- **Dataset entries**
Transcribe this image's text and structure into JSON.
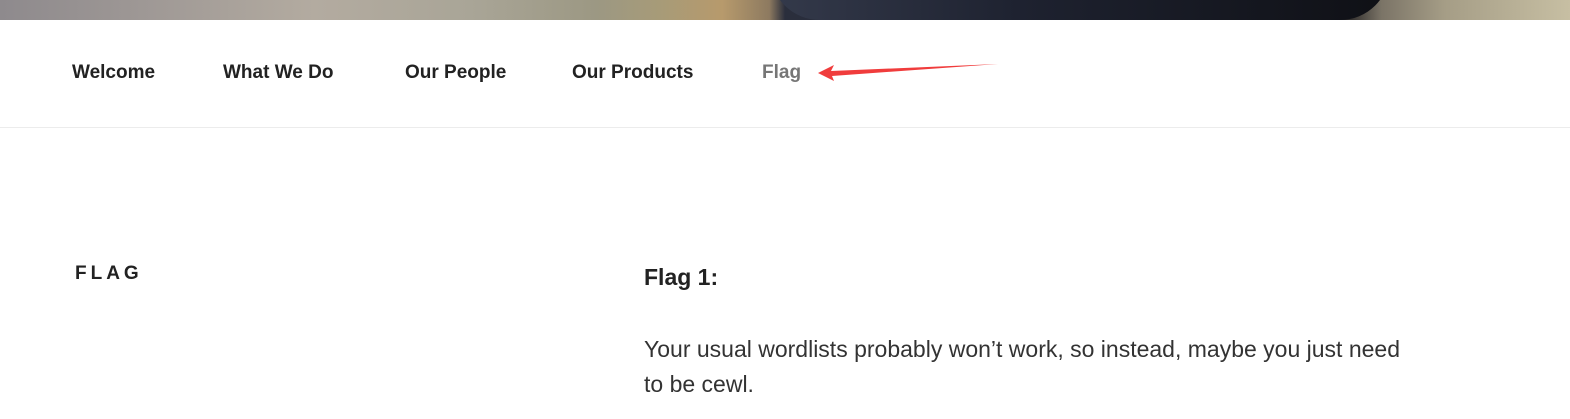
{
  "nav": {
    "items": [
      {
        "label": "Welcome"
      },
      {
        "label": "What We Do"
      },
      {
        "label": "Our People"
      },
      {
        "label": "Our Products"
      },
      {
        "label": "Flag"
      }
    ],
    "current_index": 4,
    "current_color": "#767676"
  },
  "annotation": {
    "color": "#f03c3c",
    "icon": "red-arrow-pointer"
  },
  "page": {
    "section_title": "FLAG",
    "entry_heading": "Flag 1:",
    "entry_text": "Your usual wordlists probably won’t work, so instead, maybe you just need to be cewl."
  }
}
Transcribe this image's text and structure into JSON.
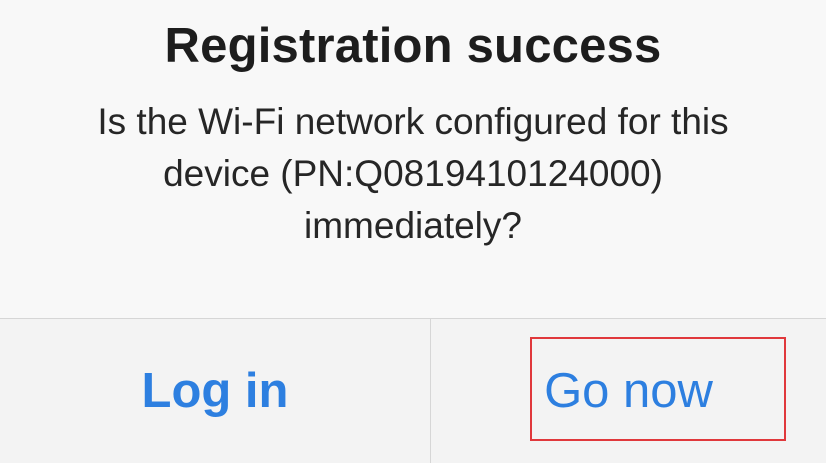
{
  "dialog": {
    "title": "Registration success",
    "message_lines": [
      "Is the Wi-Fi network configured for this",
      "device (PN:Q0819410124000)",
      "immediately?"
    ],
    "buttons": {
      "login_label": "Log in",
      "go_now_label": "Go now"
    }
  },
  "colors": {
    "button_text": "#2d7fe0",
    "title_text": "#1d1d1d",
    "highlight_border": "#e0383b",
    "background": "#f8f8f8"
  }
}
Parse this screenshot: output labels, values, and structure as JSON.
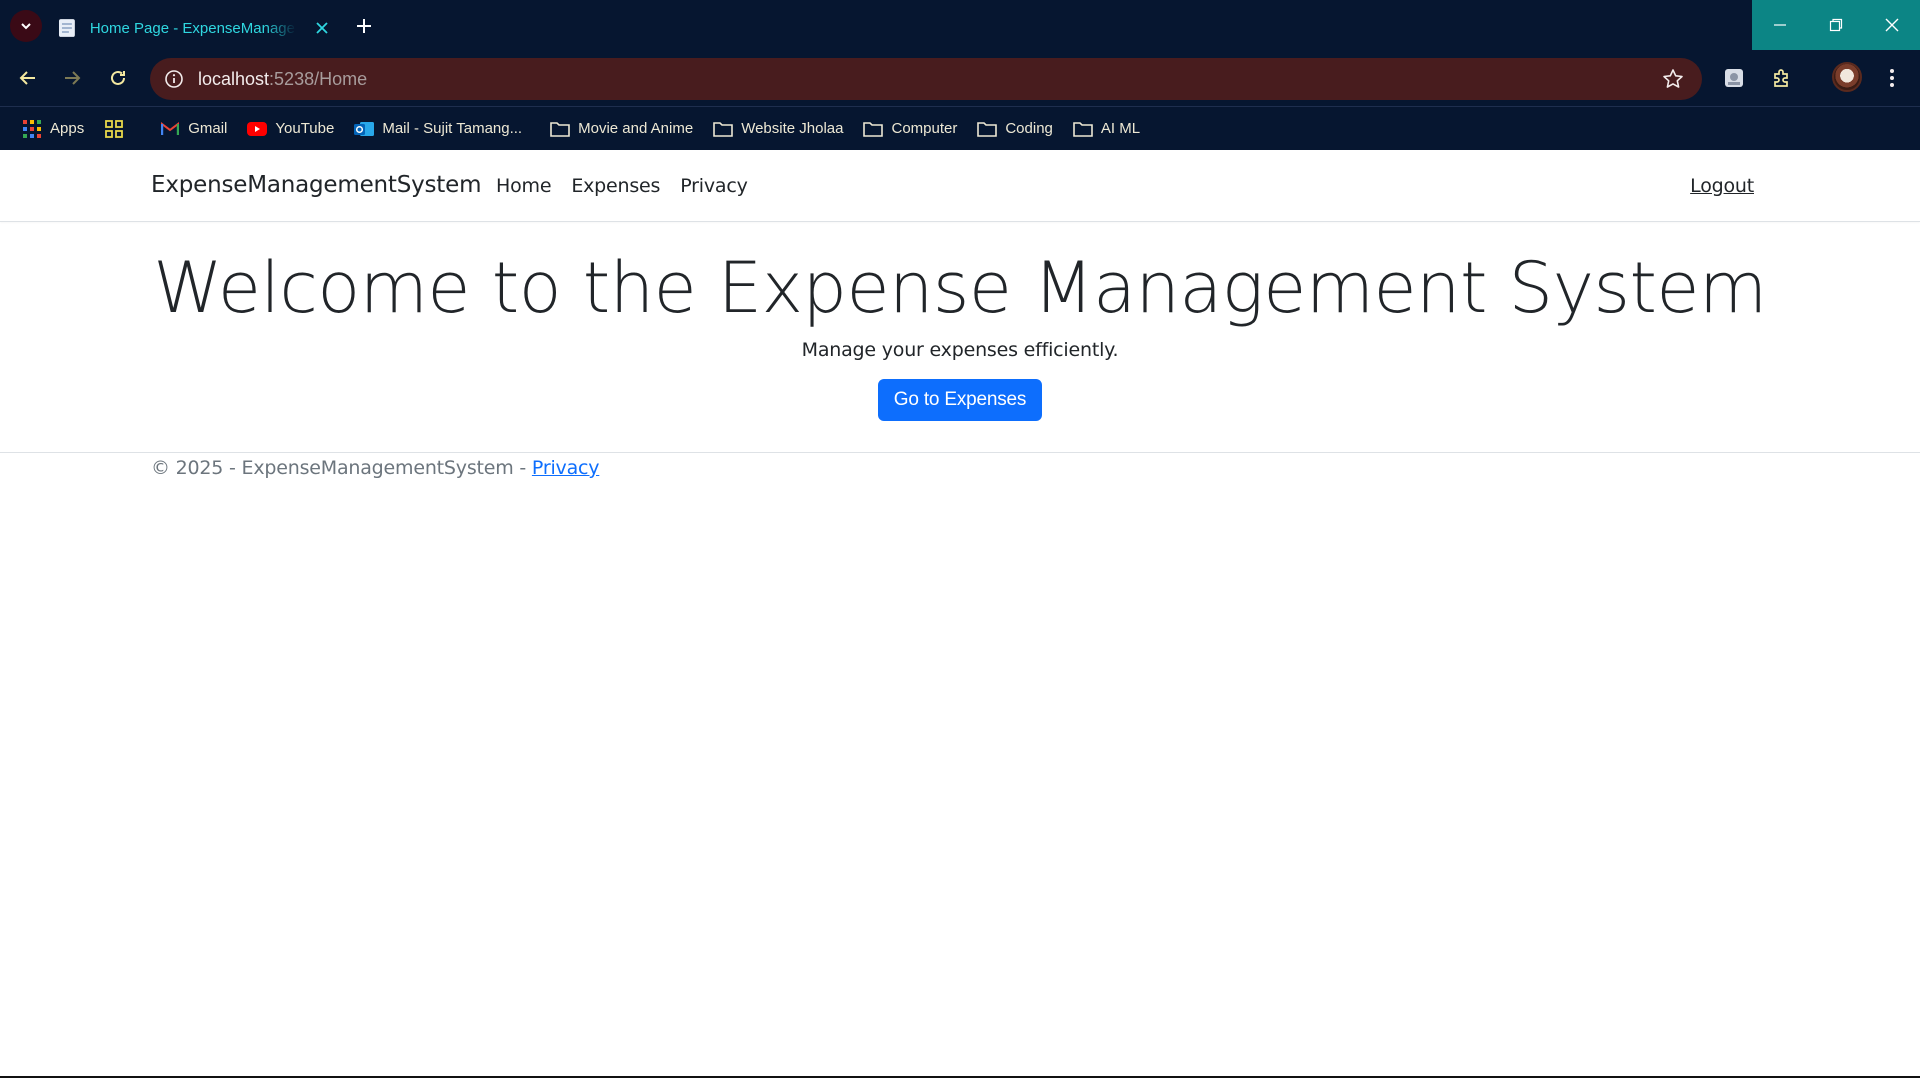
{
  "browser": {
    "tab": {
      "title": "Home Page - ExpenseManagementSystem"
    },
    "address": {
      "host": "localhost",
      "path": ":5238/Home"
    },
    "bookmarks": [
      {
        "label": "Apps",
        "icon": "apps-grid-icon"
      },
      {
        "label": "",
        "icon": "tab-groups-icon"
      },
      {
        "label": "Gmail",
        "icon": "gmail-icon"
      },
      {
        "label": "YouTube",
        "icon": "youtube-icon"
      },
      {
        "label": "Mail - Sujit Tamang...",
        "icon": "outlook-icon"
      },
      {
        "label": "Movie and Anime",
        "icon": "folder-icon"
      },
      {
        "label": "Website Jholaa",
        "icon": "folder-icon"
      },
      {
        "label": "Computer",
        "icon": "folder-icon"
      },
      {
        "label": "Coding",
        "icon": "folder-icon"
      },
      {
        "label": "AI ML",
        "icon": "folder-icon"
      }
    ],
    "colors": {
      "chrome_bg": "#061630",
      "omnibox_bg": "#481c1e",
      "tab_text": "#2fd7e0",
      "window_controls": "#0c8585"
    }
  },
  "app": {
    "brand": "ExpenseManagementSystem",
    "nav": [
      {
        "label": "Home"
      },
      {
        "label": "Expenses"
      },
      {
        "label": "Privacy"
      }
    ],
    "logout": "Logout"
  },
  "hero": {
    "title": "Welcome to the Expense Management System",
    "subtitle": "Manage your expenses efficiently.",
    "button": "Go to Expenses"
  },
  "footer": {
    "text": "© 2025 - ExpenseManagementSystem - ",
    "link": "Privacy"
  },
  "colors": {
    "primary": "#0d6efd",
    "text": "#212529",
    "muted": "#6c757d"
  }
}
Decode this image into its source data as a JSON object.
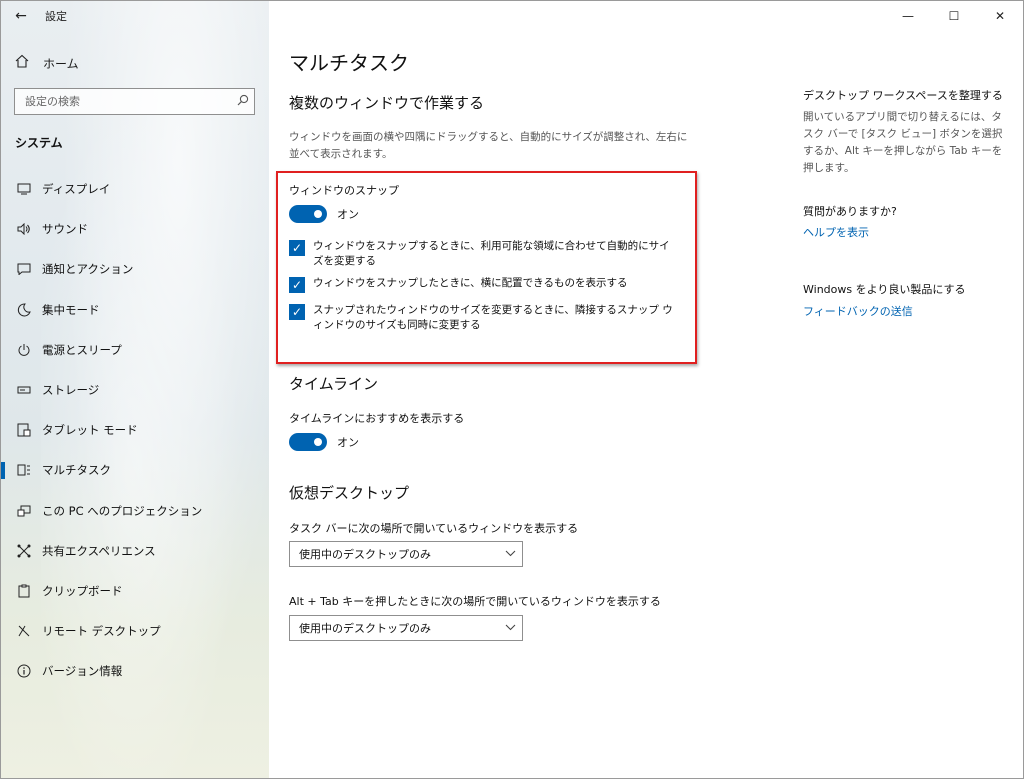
{
  "app": {
    "title": "設定"
  },
  "window_controls": {
    "minimize": "—",
    "maximize": "☐",
    "close": "✕"
  },
  "sidebar": {
    "home_label": "ホーム",
    "search_placeholder": "設定の検索",
    "section": "システム",
    "items": [
      {
        "label": "ディスプレイ",
        "icon": "display-icon"
      },
      {
        "label": "サウンド",
        "icon": "speaker-icon"
      },
      {
        "label": "通知とアクション",
        "icon": "notification-icon"
      },
      {
        "label": "集中モード",
        "icon": "moon-icon"
      },
      {
        "label": "電源とスリープ",
        "icon": "power-icon"
      },
      {
        "label": "ストレージ",
        "icon": "storage-icon"
      },
      {
        "label": "タブレット モード",
        "icon": "tablet-icon"
      },
      {
        "label": "マルチタスク",
        "icon": "multitask-icon",
        "active": true
      },
      {
        "label": "この PC へのプロジェクション",
        "icon": "projection-icon"
      },
      {
        "label": "共有エクスペリエンス",
        "icon": "share-icon"
      },
      {
        "label": "クリップボード",
        "icon": "clipboard-icon"
      },
      {
        "label": "リモート デスクトップ",
        "icon": "remote-icon"
      },
      {
        "label": "バージョン情報",
        "icon": "info-icon"
      }
    ]
  },
  "main": {
    "title": "マルチタスク",
    "multi_window": {
      "heading": "複数のウィンドウで作業する",
      "description": "ウィンドウを画面の横や四隅にドラッグすると、自動的にサイズが調整され、左右に並べて表示されます。",
      "snap_label": "ウィンドウのスナップ",
      "snap_state": "オン",
      "checks": [
        "ウィンドウをスナップするときに、利用可能な領域に合わせて自動的にサイズを変更する",
        "ウィンドウをスナップしたときに、横に配置できるものを表示する",
        "スナップされたウィンドウのサイズを変更するときに、隣接するスナップ ウィンドウのサイズも同時に変更する"
      ]
    },
    "timeline": {
      "heading": "タイムライン",
      "label": "タイムラインにおすすめを表示する",
      "state": "オン"
    },
    "virtual_desktop": {
      "heading": "仮想デスクトップ",
      "taskbar_label": "タスク バーに次の場所で開いているウィンドウを表示する",
      "taskbar_value": "使用中のデスクトップのみ",
      "alttab_label": "Alt + Tab キーを押したときに次の場所で開いているウィンドウを表示する",
      "alttab_value": "使用中のデスクトップのみ"
    }
  },
  "right_panel": {
    "workspace_heading": "デスクトップ ワークスペースを整理する",
    "workspace_text": "開いているアプリ間で切り替えるには、タスク バーで [タスク ビュー] ボタンを選択するか、Alt キーを押しながら Tab キーを押します。",
    "question_heading": "質問がありますか?",
    "help_link": "ヘルプを表示",
    "improve_heading": "Windows をより良い製品にする",
    "feedback_link": "フィードバックの送信"
  },
  "colors": {
    "accent": "#0063b1",
    "highlight": "#e02020"
  }
}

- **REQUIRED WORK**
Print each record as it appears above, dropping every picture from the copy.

- **RESPONSE BOX**
Transcribe this image's text and structure into JSON.
{
  "nav": {
    "items": [
      {
        "label": "Welcome"
      },
      {
        "label": "What We Do"
      },
      {
        "label": "Our People"
      },
      {
        "label": "Our Products"
      },
      {
        "label": "Flag"
      }
    ],
    "current_index": 4,
    "current_color": "#767676"
  },
  "annotation": {
    "color": "#f03c3c",
    "icon": "red-arrow-pointer"
  },
  "page": {
    "section_title": "FLAG",
    "entry_heading": "Flag 1:",
    "entry_text": "Your usual wordlists probably won’t work, so instead, maybe you just need to be cewl."
  }
}
Transcribe this image's text and structure into JSON.
{
  "dialog": {
    "title": "Registration success",
    "message_lines": [
      "Is the Wi-Fi network configured for this",
      "device (PN:Q0819410124000)",
      "immediately?"
    ],
    "buttons": {
      "login_label": "Log in",
      "go_now_label": "Go now"
    }
  },
  "colors": {
    "button_text": "#2d7fe0",
    "title_text": "#1d1d1d",
    "highlight_border": "#e0383b",
    "background": "#f8f8f8"
  }
}
Parse this screenshot: output labels, values, and structure as JSON.
{
  "browser": {
    "tab": {
      "title": "Home Page - ExpenseManagementSystem"
    },
    "address": {
      "host": "localhost",
      "path": ":5238/Home"
    },
    "bookmarks": [
      {
        "label": "Apps",
        "icon": "apps-grid-icon"
      },
      {
        "label": "",
        "icon": "tab-groups-icon"
      },
      {
        "label": "Gmail",
        "icon": "gmail-icon"
      },
      {
        "label": "YouTube",
        "icon": "youtube-icon"
      },
      {
        "label": "Mail - Sujit Tamang...",
        "icon": "outlook-icon"
      },
      {
        "label": "Movie and Anime",
        "icon": "folder-icon"
      },
      {
        "label": "Website Jholaa",
        "icon": "folder-icon"
      },
      {
        "label": "Computer",
        "icon": "folder-icon"
      },
      {
        "label": "Coding",
        "icon": "folder-icon"
      },
      {
        "label": "AI ML",
        "icon": "folder-icon"
      }
    ],
    "colors": {
      "chrome_bg": "#061630",
      "omnibox_bg": "#481c1e",
      "tab_text": "#2fd7e0",
      "window_controls": "#0c8585"
    }
  },
  "app": {
    "brand": "ExpenseManagementSystem",
    "nav": [
      {
        "label": "Home"
      },
      {
        "label": "Expenses"
      },
      {
        "label": "Privacy"
      }
    ],
    "logout": "Logout"
  },
  "hero": {
    "title": "Welcome to the Expense Management System",
    "subtitle": "Manage your expenses efficiently.",
    "button": "Go to Expenses"
  },
  "footer": {
    "text": "© 2025 - ExpenseManagementSystem - ",
    "link": "Privacy"
  },
  "colors": {
    "primary": "#0d6efd",
    "text": "#212529",
    "muted": "#6c757d"
  }
}
Decode this image into its source data as a JSON object.
{
  "app": {
    "title": "設定"
  },
  "window_controls": {
    "minimize": "—",
    "maximize": "☐",
    "close": "✕"
  },
  "sidebar": {
    "home_label": "ホーム",
    "search_placeholder": "設定の検索",
    "section": "システム",
    "items": [
      {
        "label": "ディスプレイ",
        "icon": "display-icon"
      },
      {
        "label": "サウンド",
        "icon": "speaker-icon"
      },
      {
        "label": "通知とアクション",
        "icon": "notification-icon"
      },
      {
        "label": "集中モード",
        "icon": "moon-icon"
      },
      {
        "label": "電源とスリープ",
        "icon": "power-icon"
      },
      {
        "label": "ストレージ",
        "icon": "storage-icon"
      },
      {
        "label": "タブレット モード",
        "icon": "tablet-icon"
      },
      {
        "label": "マルチタスク",
        "icon": "multitask-icon",
        "active": true
      },
      {
        "label": "この PC へのプロジェクション",
        "icon": "projection-icon"
      },
      {
        "label": "共有エクスペリエンス",
        "icon": "share-icon"
      },
      {
        "label": "クリップボード",
        "icon": "clipboard-icon"
      },
      {
        "label": "リモート デスクトップ",
        "icon": "remote-icon"
      },
      {
        "label": "バージョン情報",
        "icon": "info-icon"
      }
    ]
  },
  "main": {
    "title": "マルチタスク",
    "multi_window": {
      "heading": "複数のウィンドウで作業する",
      "description": "ウィンドウを画面の横や四隅にドラッグすると、自動的にサイズが調整され、左右に並べて表示されます。",
      "snap_label": "ウィンドウのスナップ",
      "snap_state": "オン",
      "checks": [
        "ウィンドウをスナップするときに、利用可能な領域に合わせて自動的にサイズを変更する",
        "ウィンドウをスナップしたときに、横に配置できるものを表示する",
        "スナップされたウィンドウのサイズを変更するときに、隣接するスナップ ウィンドウのサイズも同時に変更する"
      ]
    },
    "timeline": {
      "heading": "タイムライン",
      "label": "タイムラインにおすすめを表示する",
      "state": "オン"
    },
    "virtual_desktop": {
      "heading": "仮想デスクトップ",
      "taskbar_label": "タスク バーに次の場所で開いているウィンドウを表示する",
      "taskbar_value": "使用中のデスクトップのみ",
      "alttab_label": "Alt + Tab キーを押したときに次の場所で開いているウィンドウを表示する",
      "alttab_value": "使用中のデスクトップのみ"
    }
  },
  "right_panel": {
    "workspace_heading": "デスクトップ ワークスペースを整理する",
    "workspace_text": "開いているアプリ間で切り替えるには、タスク バーで [タスク ビュー] ボタンを選択するか、Alt キーを押しながら Tab キーを押します。",
    "question_heading": "質問がありますか?",
    "help_link": "ヘルプを表示",
    "improve_heading": "Windows をより良い製品にする",
    "feedback_link": "フィードバックの送信"
  },
  "colors": {
    "accent": "#0063b1",
    "highlight": "#e02020"
  }
}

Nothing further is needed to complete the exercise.